Tonight I’m being hosted by the last couchsurfer (in the woods close to Ivrea), after that it’s hostels and friends of friends and polenta until I reach the borders. So, CouchSurfing. CouchSurfing will save the world. Whoever came up with it should get the Nobel Peace Prize. So far I’ve always slept in beautiful places, listened to interesting life stories and met lovely people. ALWAYS. I know I’ve already said this but I want to repeat it: photographers, teachers, organic farmers, Italian-Indian tourist operators, globetrotter musicians, crossbowmen, more globetrotters, sommeliers, people with the strangest obsessions – american cars, parrots or Belgian beer. Without a doubt the best thing about this journey, that which gives me confidence, is finding kindred spirits that offer me their couch in return for my story.

Someone, someone who met me before I begun my journey and who saw me again a few days ago, told me that I have a different gaze. One he’s seen in other crazy travelers. I can’t say anything to that, what I do seems quite normal to me, it has assumed a quotidian character, we shouldn’t be surprised at our desire to learn things (and meet people, people!), new things everyday and touch them with our hands. Getting closer to the Channel, 20 km at a time, is what I do now, I started doing it and every morning I instinctively go on my way. Could that be the symptom of my disease?

Health status: I’ve lost a couple of kilos, convinced my feet that blisters are pointless, got to know my tendons and their habits, am cultivating a goatee and washed my three items of clothing every single day. I’d say it’s not too bad, after 800 km.

Guiding animal: nutria and heron
Recurring phrase: aren’t you cold?

p.s.: I don’t have a fast internet connection so I’l have to wait a bit before uploading more videos and photos, I hope to be able to make up for that soon enough.

p.p.s.: if you’re in Milan, Genoa, or Turin, or thereabouts, or anywhere else, perhaps you’d like to take a look at this: GeMiTo. Also here.

Straight to Aosta

I wake up early in the morning. I don’t dream much. I carefully recompose my backpack, by now it all comes naturally to me, everything has its place. I grab a bite to eat. I tie my shoelaces, fill up my water bottle, zip up my jacket, quick look around and out I go. Never a doubt, never a change of mind. In the mornings I always start walking with a determination whose origin I am completely unaware of. I think it might be the result, the thousand daily results. Today I’ll arrive in Bolsena, today I’ll arrive in Lucca, today I’ll arrive in Aulla. I’ll get to that crossroads and I’ll take a break, I’ll go on till that turn and I’ll stop, over that bridge there’s a village. I gain one more metre of world with every step: it’s the most satisfying activity, the richest of realisations. 500 km are nothing, it’s getting to the end of that road that counts, reaching the next bar, the crossroads with the state road. If I asked myself every day how far I am from England I probably wouldn’t even get out of bed. Instead, it’s a different journey every day, a different host every day, a different dialect every week, different food, a different panorama. And every day you’ve done something, something that gives sense to that day and, more importantly, it gives sense to the next one.

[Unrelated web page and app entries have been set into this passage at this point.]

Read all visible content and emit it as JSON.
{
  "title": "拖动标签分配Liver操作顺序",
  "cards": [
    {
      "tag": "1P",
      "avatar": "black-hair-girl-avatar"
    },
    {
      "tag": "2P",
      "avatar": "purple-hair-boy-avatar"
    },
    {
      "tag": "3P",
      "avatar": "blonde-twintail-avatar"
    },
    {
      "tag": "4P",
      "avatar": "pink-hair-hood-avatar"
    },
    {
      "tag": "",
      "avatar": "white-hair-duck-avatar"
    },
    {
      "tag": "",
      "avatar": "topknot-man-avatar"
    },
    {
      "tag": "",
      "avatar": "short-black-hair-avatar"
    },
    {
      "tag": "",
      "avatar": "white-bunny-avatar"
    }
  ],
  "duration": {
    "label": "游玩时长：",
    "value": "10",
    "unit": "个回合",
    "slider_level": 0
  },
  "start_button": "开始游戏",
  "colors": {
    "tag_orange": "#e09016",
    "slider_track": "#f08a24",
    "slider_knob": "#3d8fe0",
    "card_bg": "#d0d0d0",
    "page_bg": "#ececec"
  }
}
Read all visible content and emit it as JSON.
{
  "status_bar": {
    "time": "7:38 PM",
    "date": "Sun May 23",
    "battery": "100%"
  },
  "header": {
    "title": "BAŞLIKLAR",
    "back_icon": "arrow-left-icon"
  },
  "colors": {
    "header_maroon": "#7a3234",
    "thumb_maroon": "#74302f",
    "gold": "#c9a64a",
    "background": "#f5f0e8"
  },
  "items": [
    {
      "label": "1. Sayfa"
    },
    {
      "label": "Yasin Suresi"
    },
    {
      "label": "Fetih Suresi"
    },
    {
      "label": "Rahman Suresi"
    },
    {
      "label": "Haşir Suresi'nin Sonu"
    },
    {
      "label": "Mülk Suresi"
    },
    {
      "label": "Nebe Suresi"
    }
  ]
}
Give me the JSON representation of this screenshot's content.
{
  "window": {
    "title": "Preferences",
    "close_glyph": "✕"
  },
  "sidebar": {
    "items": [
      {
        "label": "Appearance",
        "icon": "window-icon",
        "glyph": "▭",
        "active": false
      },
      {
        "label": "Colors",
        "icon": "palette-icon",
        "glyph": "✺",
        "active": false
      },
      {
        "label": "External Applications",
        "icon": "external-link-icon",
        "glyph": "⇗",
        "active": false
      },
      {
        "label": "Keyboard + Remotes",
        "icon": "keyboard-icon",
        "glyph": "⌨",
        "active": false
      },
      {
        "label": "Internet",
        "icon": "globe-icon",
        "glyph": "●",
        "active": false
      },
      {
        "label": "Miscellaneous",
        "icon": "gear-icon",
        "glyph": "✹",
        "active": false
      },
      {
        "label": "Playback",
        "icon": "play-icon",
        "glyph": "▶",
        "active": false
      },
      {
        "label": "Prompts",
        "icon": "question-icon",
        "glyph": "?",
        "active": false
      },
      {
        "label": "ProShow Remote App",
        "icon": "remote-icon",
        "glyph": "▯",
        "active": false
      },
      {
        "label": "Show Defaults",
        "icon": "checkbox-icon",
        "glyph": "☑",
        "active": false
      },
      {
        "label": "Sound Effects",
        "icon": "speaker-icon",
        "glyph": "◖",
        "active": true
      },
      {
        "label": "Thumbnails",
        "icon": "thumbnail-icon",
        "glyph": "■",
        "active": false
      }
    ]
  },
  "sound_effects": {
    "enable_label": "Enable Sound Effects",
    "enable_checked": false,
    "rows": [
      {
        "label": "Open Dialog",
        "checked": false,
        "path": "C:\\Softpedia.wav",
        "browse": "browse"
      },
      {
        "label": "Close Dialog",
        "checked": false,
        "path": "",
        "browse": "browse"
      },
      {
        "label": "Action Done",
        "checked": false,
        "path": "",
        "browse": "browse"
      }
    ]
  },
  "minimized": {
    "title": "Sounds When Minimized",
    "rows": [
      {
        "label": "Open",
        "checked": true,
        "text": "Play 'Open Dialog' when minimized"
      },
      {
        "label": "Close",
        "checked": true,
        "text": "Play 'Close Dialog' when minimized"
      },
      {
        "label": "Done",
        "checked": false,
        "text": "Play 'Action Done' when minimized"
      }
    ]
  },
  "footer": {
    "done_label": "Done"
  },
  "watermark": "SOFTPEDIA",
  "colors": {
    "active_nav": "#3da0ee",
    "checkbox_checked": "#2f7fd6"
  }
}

I thought Tuscany would never end, Emilia is already almost gone, along with the Appenins. 550km means a fourth of the journey, it means a month’s walk. The days last long, but it still feels like I left home a couple of days ago.

In Sarzana I went to the supermarket: my ears were bursting eyes burning and balls busting after less than a minute. Good sign, it means I’ve gotten used to a different rhythm. My space is the road, the village bar, the parish, my hosts’ homes and their couches. Anything brighter and/or louder and/or full of people makes me dizzy.

I see my schedule go by slowly and the journey adapts to itself and to the new unpredictable necessities; it gives me a sense of freedom and even the tendons pick up on it, the many miles of asphalt notwithstanding.

Soon, a little stop.

Guiding animal: Turtle.

Holy Grail: Hot Shower.